• Input data:
----------------------------------------

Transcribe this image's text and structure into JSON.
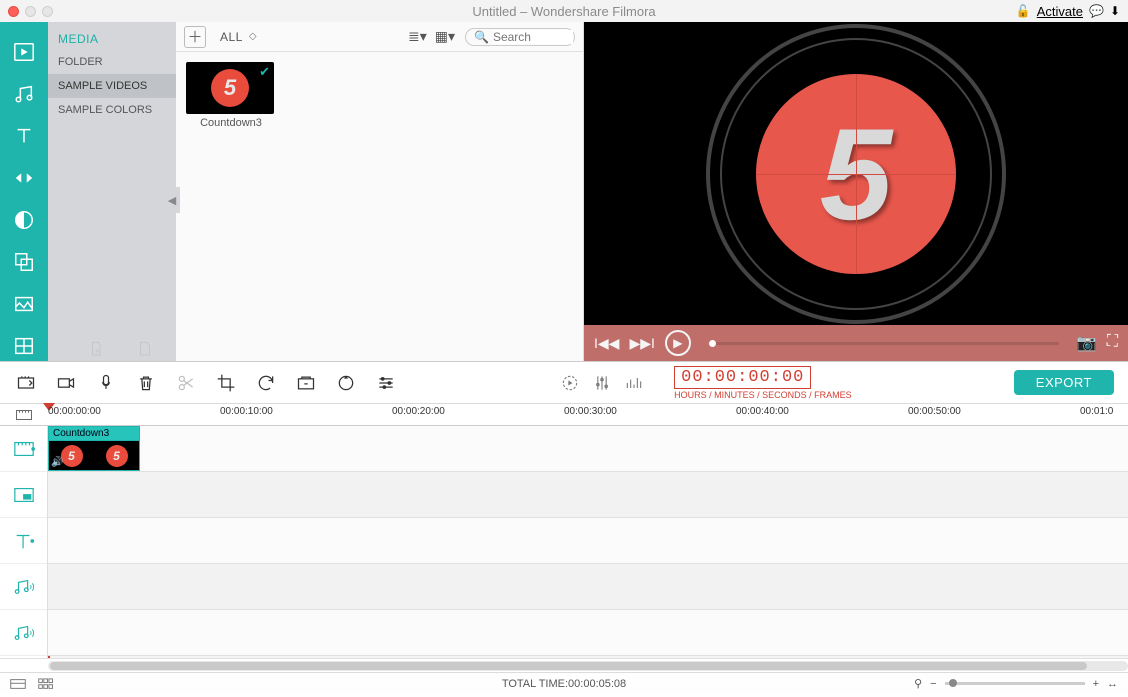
{
  "window": {
    "title": "Untitled – Wondershare Filmora",
    "activate": "Activate"
  },
  "media": {
    "header": "MEDIA",
    "tabs": [
      "FOLDER",
      "SAMPLE VIDEOS",
      "SAMPLE COLORS"
    ],
    "active_tab": "SAMPLE VIDEOS",
    "filter": "ALL",
    "search_placeholder": "Search",
    "items": [
      {
        "name": "Countdown3",
        "selected": true
      }
    ]
  },
  "preview": {
    "countdown_number": "5"
  },
  "timecode": {
    "value": "00:00:00:00",
    "label": "HOURS / MINUTES / SECONDS / FRAMES"
  },
  "export_label": "EXPORT",
  "ruler": {
    "ticks": [
      "00:00:00:00",
      "00:00:10:00",
      "00:00:20:00",
      "00:00:30:00",
      "00:00:40:00",
      "00:00:50:00",
      "00:01:0"
    ]
  },
  "timeline": {
    "clip": {
      "name": "Countdown3"
    }
  },
  "status": {
    "total_time_label": "TOTAL TIME:",
    "total_time_value": "00:00:05:08"
  }
}
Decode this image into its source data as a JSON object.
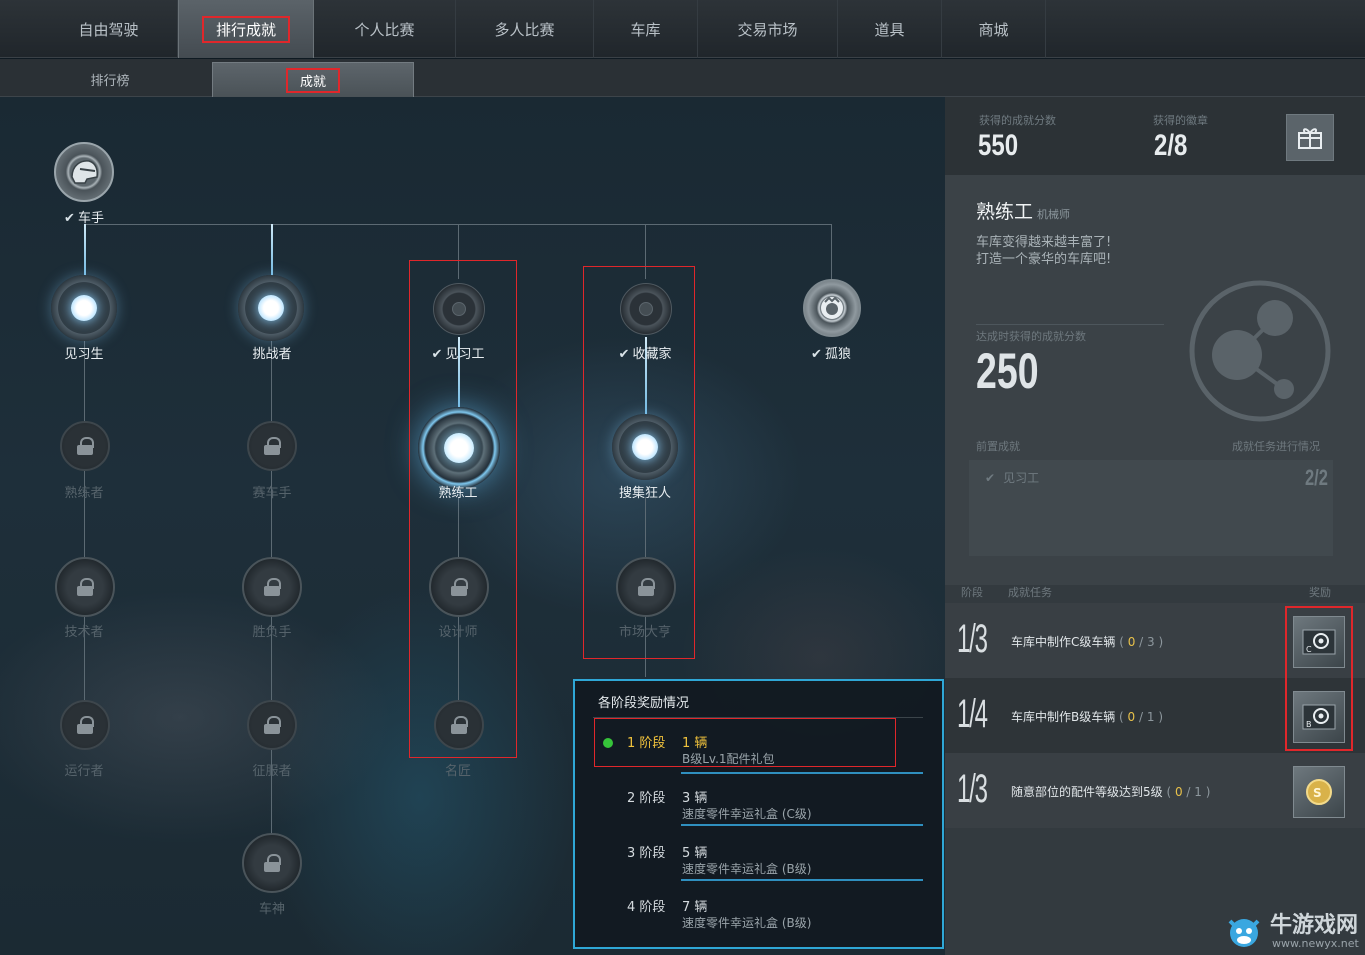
{
  "nav": {
    "tabs": [
      "自由驾驶",
      "排行成就",
      "个人比赛",
      "多人比赛",
      "车库",
      "交易市场",
      "道具",
      "商城"
    ],
    "active": "排行成就"
  },
  "subnav": {
    "tabs": [
      "排行榜",
      "成就"
    ],
    "active": "成就"
  },
  "tree": {
    "root": "车手",
    "columns": [
      {
        "nodes": [
          "见习生",
          "熟练者",
          "技术者",
          "运行者"
        ]
      },
      {
        "nodes": [
          "挑战者",
          "赛车手",
          "胜负手",
          "征服者",
          "车神"
        ]
      },
      {
        "nodes": [
          "见习工",
          "熟练工",
          "设计师",
          "名匠"
        ]
      },
      {
        "nodes": [
          "收藏家",
          "搜集狂人",
          "市场大亨"
        ]
      },
      {
        "nodes": [
          "孤狼"
        ]
      }
    ]
  },
  "popup": {
    "title": "各阶段奖励情况",
    "rows": [
      {
        "stage": "1 阶段",
        "count": "1 辆",
        "gift": "B级Lv.1配件礼包"
      },
      {
        "stage": "2 阶段",
        "count": "3 辆",
        "gift": "速度零件幸运礼盒 (C级)"
      },
      {
        "stage": "3 阶段",
        "count": "5 辆",
        "gift": "速度零件幸运礼盒 (B级)"
      },
      {
        "stage": "4 阶段",
        "count": "7 辆",
        "gift": "速度零件幸运礼盒 (B级)"
      }
    ]
  },
  "panel": {
    "score_label": "获得的成就分数",
    "score": "550",
    "badge_label": "获得的徽章",
    "badges": "2/8",
    "title": "熟练工",
    "subtitle": "机械师",
    "desc1": "车库变得越来越丰富了!",
    "desc2": "打造一个豪华的车库吧!",
    "reward_score_label": "达成时获得的成就分数",
    "reward_score": "250",
    "prereq_label": "前置成就",
    "progress_label": "成就任务进行情况",
    "prereq_item": "见习工",
    "prereq_progress": "2/2",
    "hdr_stage": "阶段",
    "hdr_task": "成就任务",
    "hdr_reward": "奖励",
    "tasks": [
      {
        "frac": "1/3",
        "text": "车库中制作C级车辆",
        "cur": "0",
        "total": "3"
      },
      {
        "frac": "1/4",
        "text": "车库中制作B级车辆",
        "cur": "0",
        "total": "1"
      },
      {
        "frac": "1/3",
        "text": "随意部位的配件等级达到5级",
        "cur": "0",
        "total": "1"
      }
    ]
  },
  "watermark": {
    "text": "牛游戏网",
    "url": "www.newyx.net"
  },
  "colors": {
    "accent": "#2fa7d6",
    "highlight": "#e0272b",
    "gold": "#e8c14a"
  }
}
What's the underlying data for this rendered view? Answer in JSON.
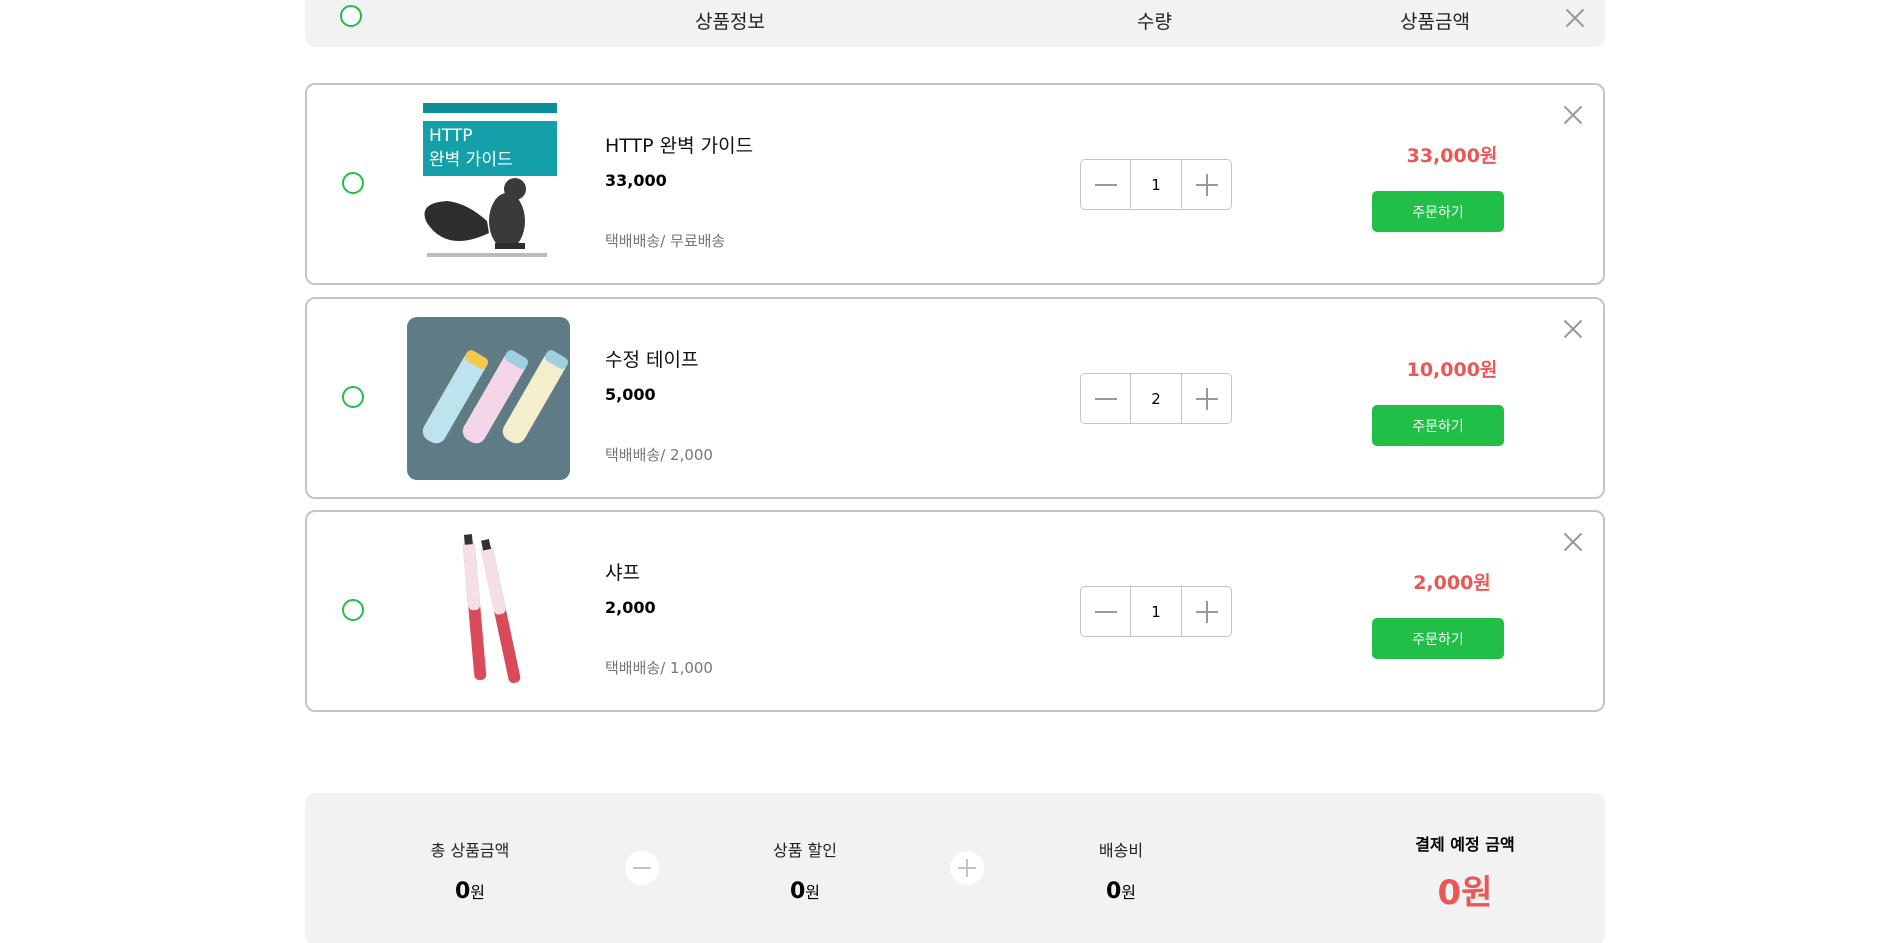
{
  "header": {
    "col_info": "상품정보",
    "col_qty": "수량",
    "col_price": "상품금액"
  },
  "items": [
    {
      "name": "HTTP 완벽 가이드",
      "unit_price": "33,000",
      "delivery": "택배배송/ 무료배송",
      "quantity": "1",
      "line_price": "33,000원",
      "order_label": "주문하기",
      "cover_title_1": "HTTP",
      "cover_title_2": "완벽 가이드"
    },
    {
      "name": "수정 테이프",
      "unit_price": "5,000",
      "delivery": "택배배송/ 2,000",
      "quantity": "2",
      "line_price": "10,000원",
      "order_label": "주문하기"
    },
    {
      "name": "샤프",
      "unit_price": "2,000",
      "delivery": "택배배송/ 1,000",
      "quantity": "1",
      "line_price": "2,000원",
      "order_label": "주문하기"
    }
  ],
  "summary": {
    "total_label": "총 상품금액",
    "total_value": "0",
    "discount_label": "상품 할인",
    "discount_value": "0",
    "shipping_label": "배송비",
    "shipping_value": "0",
    "won": "원",
    "final_label": "결제 예정 금액",
    "final_value": "0원"
  },
  "colors": {
    "accent_green": "#21bf48",
    "price_red": "#eb5757",
    "panel_gray": "#f2f2f2"
  }
}
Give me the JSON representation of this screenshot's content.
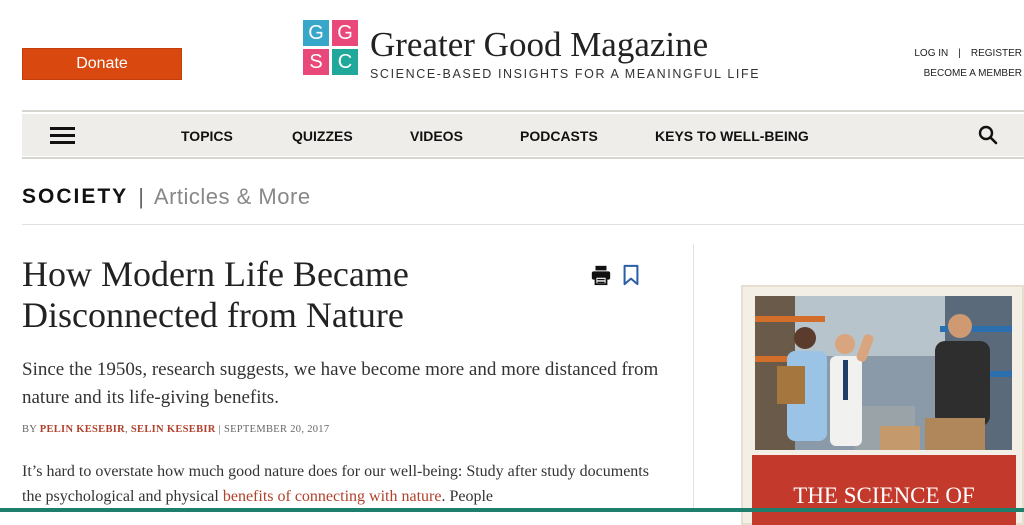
{
  "header": {
    "donate_label": "Donate",
    "logo_letters": [
      "G",
      "G",
      "S",
      "C"
    ],
    "logo_colors": [
      "#37a6c9",
      "#e8497a",
      "#e8497a",
      "#20a89a"
    ],
    "site_title": "Greater Good Magazine",
    "tagline": "SCIENCE-BASED INSIGHTS FOR A MEANINGFUL LIFE",
    "login_label": "LOG IN",
    "separator": "|",
    "register_label": "REGISTER",
    "member_label": "BECOME A MEMBER"
  },
  "nav": {
    "items": [
      {
        "label": "TOPICS"
      },
      {
        "label": "QUIZZES"
      },
      {
        "label": "VIDEOS"
      },
      {
        "label": "PODCASTS"
      },
      {
        "label": "KEYS TO WELL-BEING"
      }
    ]
  },
  "section": {
    "name": "SOCIETY",
    "pipe": "|",
    "subtitle": "Articles & More"
  },
  "article": {
    "title": "How Modern Life Became Disconnected from Nature",
    "subtitle": "Since the 1950s, research suggests, we have become more and more distanced from nature and its life-giving benefits.",
    "by": "BY",
    "authors": [
      "PELIN KESEBIR",
      "SELIN KESEBIR"
    ],
    "author_sep": ",",
    "date_sep": "|",
    "date": "SEPTEMBER 20, 2017",
    "body_start": "It’s hard to overstate how much good nature does for our well-being: Study after study documents the psychological and physical ",
    "body_link": "benefits of connecting with nature",
    "body_end": ". People"
  },
  "sidebar": {
    "promo_banner": "THE SCIENCE OF"
  },
  "colors": {
    "accent": "#d9480f",
    "link": "#b0412c",
    "nav_bg": "#eeede9",
    "bottom_bar": "#1e7f6c"
  }
}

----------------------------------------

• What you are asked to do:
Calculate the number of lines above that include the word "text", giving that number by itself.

• Response for this exercise:
5